RECORDED INFORMATION: Begin

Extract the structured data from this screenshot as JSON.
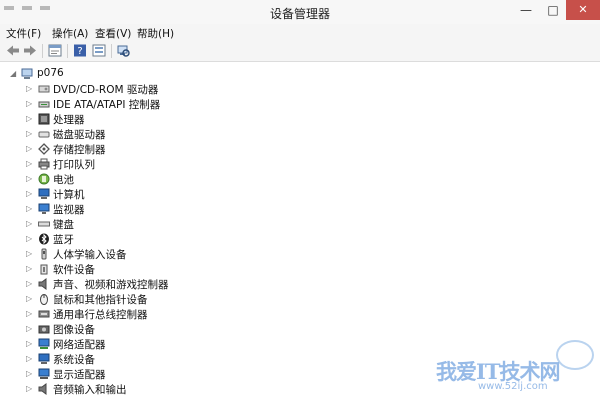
{
  "window": {
    "title": "设备管理器",
    "minimize_glyph": "—",
    "maximize_glyph": "□",
    "close_glyph": "✕"
  },
  "menu": [
    {
      "label": "文件(F)"
    },
    {
      "label": "操作(A)"
    },
    {
      "label": "查看(V)"
    },
    {
      "label": "帮助(H)"
    }
  ],
  "toolbar": {
    "icons": [
      "back-arrow-icon",
      "forward-arrow-icon",
      "properties-icon",
      "help-icon",
      "view-icon",
      "scan-hardware-icon"
    ]
  },
  "tree": {
    "root": {
      "label": "p076",
      "expander": "◢",
      "icon": "computer-icon"
    },
    "collapsed_glyph": "▷",
    "items": [
      {
        "label": "DVD/CD-ROM 驱动器",
        "icon": "dvd-drive-icon"
      },
      {
        "label": "IDE ATA/ATAPI 控制器",
        "icon": "ide-controller-icon"
      },
      {
        "label": "处理器",
        "icon": "processor-icon"
      },
      {
        "label": "磁盘驱动器",
        "icon": "disk-drive-icon"
      },
      {
        "label": "存储控制器",
        "icon": "storage-controller-icon"
      },
      {
        "label": "打印队列",
        "icon": "printer-icon"
      },
      {
        "label": "电池",
        "icon": "battery-icon"
      },
      {
        "label": "计算机",
        "icon": "computer-icon"
      },
      {
        "label": "监视器",
        "icon": "monitor-icon"
      },
      {
        "label": "键盘",
        "icon": "keyboard-icon"
      },
      {
        "label": "蓝牙",
        "icon": "bluetooth-icon"
      },
      {
        "label": "人体学输入设备",
        "icon": "hid-icon"
      },
      {
        "label": "软件设备",
        "icon": "software-device-icon"
      },
      {
        "label": "声音、视频和游戏控制器",
        "icon": "sound-icon"
      },
      {
        "label": "鼠标和其他指针设备",
        "icon": "mouse-icon"
      },
      {
        "label": "通用串行总线控制器",
        "icon": "usb-icon"
      },
      {
        "label": "图像设备",
        "icon": "camera-icon"
      },
      {
        "label": "网络适配器",
        "icon": "network-adapter-icon"
      },
      {
        "label": "系统设备",
        "icon": "system-device-icon"
      },
      {
        "label": "显示适配器",
        "icon": "display-adapter-icon"
      },
      {
        "label": "音频输入和输出",
        "icon": "audio-io-icon"
      }
    ]
  },
  "watermark": {
    "text": "我爱IT技术网",
    "url": "www.52ij.com"
  }
}
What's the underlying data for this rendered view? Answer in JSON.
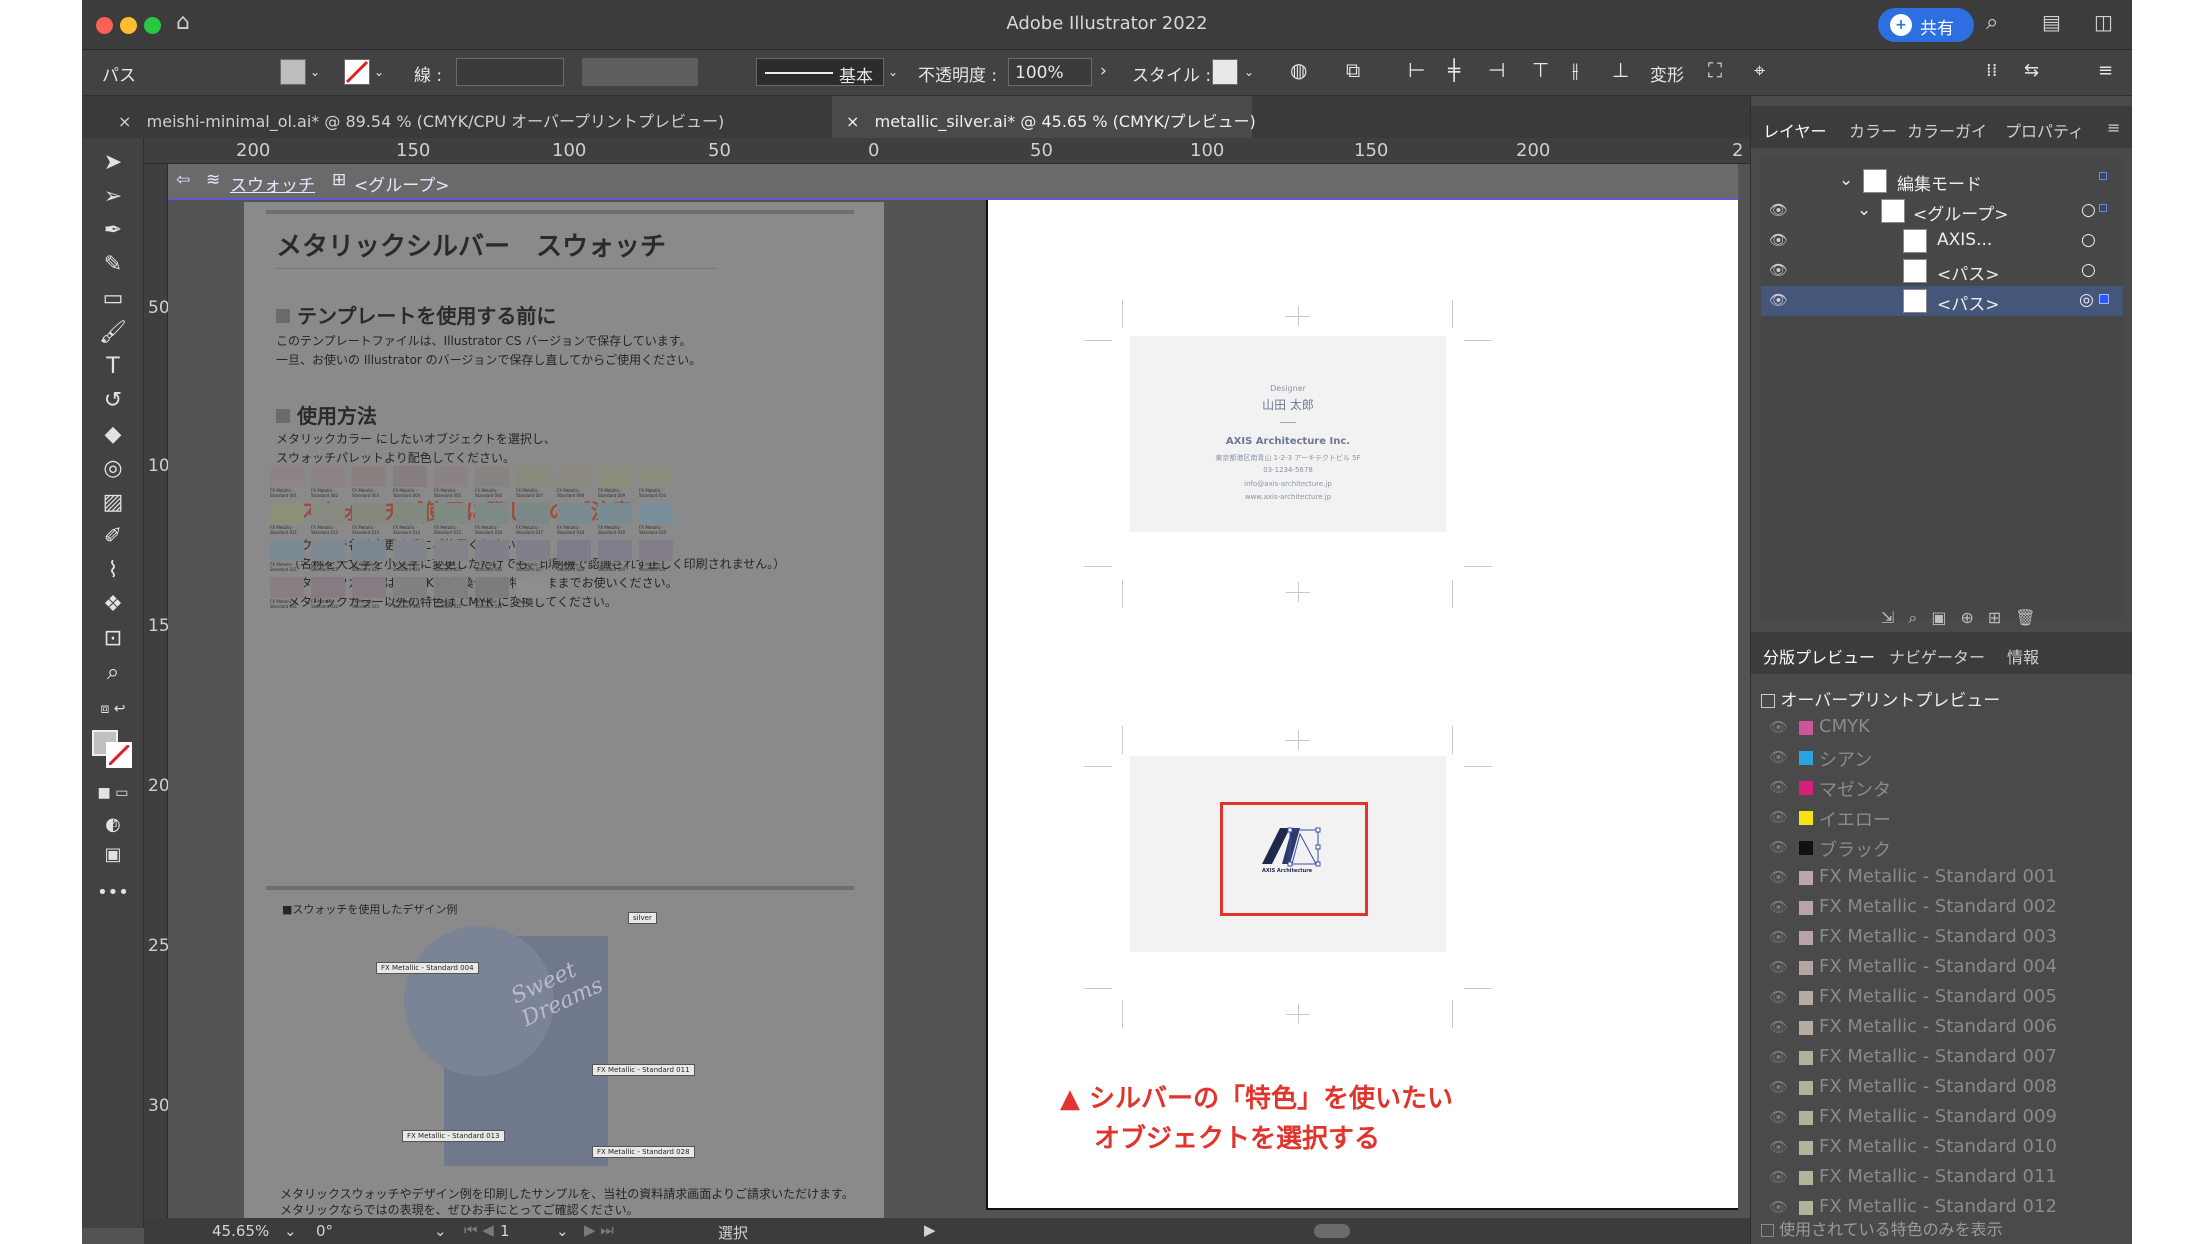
{
  "app": {
    "title": "Adobe Illustrator 2022",
    "share_label": "共有"
  },
  "controlbar": {
    "object_type": "パス",
    "stroke_label": "線 :",
    "brush_label": "基本",
    "opacity_label": "不透明度 :",
    "opacity_value": "100%",
    "style_label": "スタイル :",
    "transform_label": "変形"
  },
  "tabs": [
    {
      "label": "meishi-minimal_ol.ai* @ 89.54 % (CMYK/CPU オーバープリントプレビュー)",
      "close": "×"
    },
    {
      "label": "metallic_silver.ai* @ 45.65 % (CMYK/プレビュー)",
      "close": "×"
    }
  ],
  "ruler": {
    "h_ticks": [
      "200",
      "150",
      "100",
      "50",
      "0",
      "50",
      "100",
      "150",
      "200",
      "2"
    ],
    "v_ticks": [
      "50",
      "100",
      "150",
      "200",
      "250",
      "300"
    ]
  },
  "breadcrumb": {
    "layer": "スウォッチ",
    "group": "<グループ>"
  },
  "doc": {
    "title": "メタリックシルバー　スウォッチ",
    "sec1_title": "テンプレートを使用する前に",
    "sec1_lines": [
      "このテンプレートファイルは、Illustrator CS バージョンで保存しています。",
      "一旦、お使いの Illustrator のバージョンで保存し直してからご使用ください。"
    ],
    "sec2_title": "使用方法",
    "sec2_lines": [
      "メタリックカラー にしたいオブジェクトを選択し、",
      "スウォッチパレットより配色してください。"
    ],
    "sec3_title": "スウォッチご使用に際してのご注意",
    "sec3_lines": [
      "・スウォッチ名は変更せずにご使用ください。",
      "（名称を大文字を小文字に変更しただけでも、印刷機で認識されず正しく印刷されません。）",
      "・メタリックカラーは CMYK に変換せずに特色のままでお使いください。",
      "メタリックカラー以外の特色は CMYK に変換してください。"
    ],
    "example_title": "■スウォッチを使用したデザイン例",
    "example_labels": [
      "silver",
      "FX Metallic - Standard 004",
      "FX Metallic - Standard 011",
      "FX Metallic - Standard 013",
      "FX Metallic - Standard 028"
    ],
    "footer_lines": [
      "メタリックスウォッチやデザイン例を印刷したサンプルを、当社の資料請求画面よりご請求いただけます。",
      "メタリックならではの表現を、ぜひお手にとってご確認ください。"
    ],
    "swatches": [
      {
        "name": "FX Metallic - Standard 001",
        "color": "#8d8585"
      },
      {
        "name": "FX Metallic - Standard 002",
        "color": "#8c8484"
      },
      {
        "name": "FX Metallic - Standard 003",
        "color": "#8a8080"
      },
      {
        "name": "FX Metallic - Standard 004",
        "color": "#867d80"
      },
      {
        "name": "FX Metallic - Standard 005",
        "color": "#8b8284"
      },
      {
        "name": "FX Metallic - Standard 006",
        "color": "#878381"
      },
      {
        "name": "FX Metallic - Standard 007",
        "color": "#8a8a7c"
      },
      {
        "name": "FX Metallic - Standard 008",
        "color": "#8c8a80"
      },
      {
        "name": "FX Metallic - Standard 009",
        "color": "#8c8c7a"
      },
      {
        "name": "FX Metallic - Standard 010",
        "color": "#8b8c7c"
      },
      {
        "name": "FX Metallic - Standard 011",
        "color": "#8d9077"
      },
      {
        "name": "FX Metallic - Standard 012",
        "color": "#878a80"
      },
      {
        "name": "FX Metallic - Standard 013",
        "color": "#84887d"
      },
      {
        "name": "FX Metallic - Standard 014",
        "color": "#828a80"
      },
      {
        "name": "FX Metallic - Standard 015",
        "color": "#7f8a83"
      },
      {
        "name": "FX Metallic - Standard 016",
        "color": "#7d8a86"
      },
      {
        "name": "FX Metallic - Standard 017",
        "color": "#7b8888"
      },
      {
        "name": "FX Metallic - Standard 018",
        "color": "#7a8a8e"
      },
      {
        "name": "FX Metallic - Standard 019",
        "color": "#798c93"
      },
      {
        "name": "FX Metallic - Standard 020",
        "color": "#778f9a"
      },
      {
        "name": "FX Metallic - Standard 021",
        "color": "#7b8a93"
      },
      {
        "name": "FX Metallic - Standard 022",
        "color": "#7e8890"
      },
      {
        "name": "FX Metallic - Standard 023",
        "color": "#7c868e"
      },
      {
        "name": "FX Metallic - Standard 024",
        "color": "#80868c"
      },
      {
        "name": "FX Metallic - Standard 025",
        "color": "#828489"
      },
      {
        "name": "FX Metallic - Standard 026",
        "color": "#7f8088"
      },
      {
        "name": "FX Metallic - Standard 027",
        "color": "#807f8a"
      },
      {
        "name": "FX Metallic - Standard 028",
        "color": "#7d7c8a"
      },
      {
        "name": "FX Metallic - Standard 029",
        "color": "#817d8c"
      },
      {
        "name": "FX Metallic - Standard 030",
        "color": "#827d86"
      },
      {
        "name": "FX Metallic - Standard 031",
        "color": "#887e84"
      },
      {
        "name": "FX Metallic - Standard 032",
        "color": "#867a83"
      },
      {
        "name": "FX Metallic - Standard 033",
        "color": "#857c83"
      },
      {
        "name": "FX Metallic - Standard 034",
        "color": "#818181"
      },
      {
        "name": "FX Metallic - Standard 035",
        "color": "#7f7f7f"
      },
      {
        "name": "FX Metallic - Standard 036",
        "color": "#7c7c7c"
      },
      {
        "name": "Silver",
        "color": "#8e8e8e"
      }
    ]
  },
  "card1": {
    "role": "Designer",
    "name": "山田 太郎",
    "company": "AXIS Architecture Inc.",
    "address": "東京都港区南青山 1-2-3 アーキテクトビル 5F",
    "phone": "03-1234-5678",
    "email": "info@axis-architecture.jp",
    "web": "www.axis-architecture.jp"
  },
  "card2": {
    "logo_text": "AXIS Architecture"
  },
  "annotation": {
    "line1": "▲ シルバーの「特色」を使いたい",
    "line2": "オブジェクトを選択する"
  },
  "layers_panel": {
    "tabs": [
      "レイヤー",
      "カラー",
      "カラーガイ",
      "プロパティ"
    ],
    "rows": [
      {
        "label": "編集モード",
        "expand": "⌄"
      },
      {
        "label": "<グループ>",
        "expand": "⌄"
      },
      {
        "label": "AXIS..."
      },
      {
        "label": "<パス>"
      },
      {
        "label": "<パス>"
      }
    ]
  },
  "sep_panel": {
    "tabs": [
      "分版プレビュー",
      "ナビゲーター",
      "情報"
    ],
    "overprint_label": "オーバープリントプレビュー",
    "plates": [
      {
        "name": "CMYK",
        "color": "#cc5599"
      },
      {
        "name": "シアン",
        "color": "#29a4e0"
      },
      {
        "name": "マゼンタ",
        "color": "#d4207a"
      },
      {
        "name": "イエロー",
        "color": "#f6e312"
      },
      {
        "name": "ブラック",
        "color": "#111111"
      },
      {
        "name": "FX Metallic - Standard 001",
        "color": "#b9a6a6"
      },
      {
        "name": "FX Metallic - Standard 002",
        "color": "#b8a3a7"
      },
      {
        "name": "FX Metallic - Standard 003",
        "color": "#b8a4a8"
      },
      {
        "name": "FX Metallic - Standard 004",
        "color": "#b6a5a5"
      },
      {
        "name": "FX Metallic - Standard 005",
        "color": "#b7a9a4"
      },
      {
        "name": "FX Metallic - Standard 006",
        "color": "#b5aba1"
      },
      {
        "name": "FX Metallic - Standard 007",
        "color": "#b4ae9f"
      },
      {
        "name": "FX Metallic - Standard 008",
        "color": "#b2b09c"
      },
      {
        "name": "FX Metallic - Standard 009",
        "color": "#b1b29a"
      },
      {
        "name": "FX Metallic - Standard 010",
        "color": "#b0b49a"
      },
      {
        "name": "FX Metallic - Standard 011",
        "color": "#b0b69a"
      },
      {
        "name": "FX Metallic - Standard 012",
        "color": "#aeb59d"
      }
    ],
    "used_only_label": "使用されている特色のみを表示"
  },
  "status": {
    "zoom": "45.65%",
    "rotation": "0°",
    "artboard_num": "1",
    "tool_name": "選択"
  }
}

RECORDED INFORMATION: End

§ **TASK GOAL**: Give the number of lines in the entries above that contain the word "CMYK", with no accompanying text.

§ **OUTPUT BELOW**: 5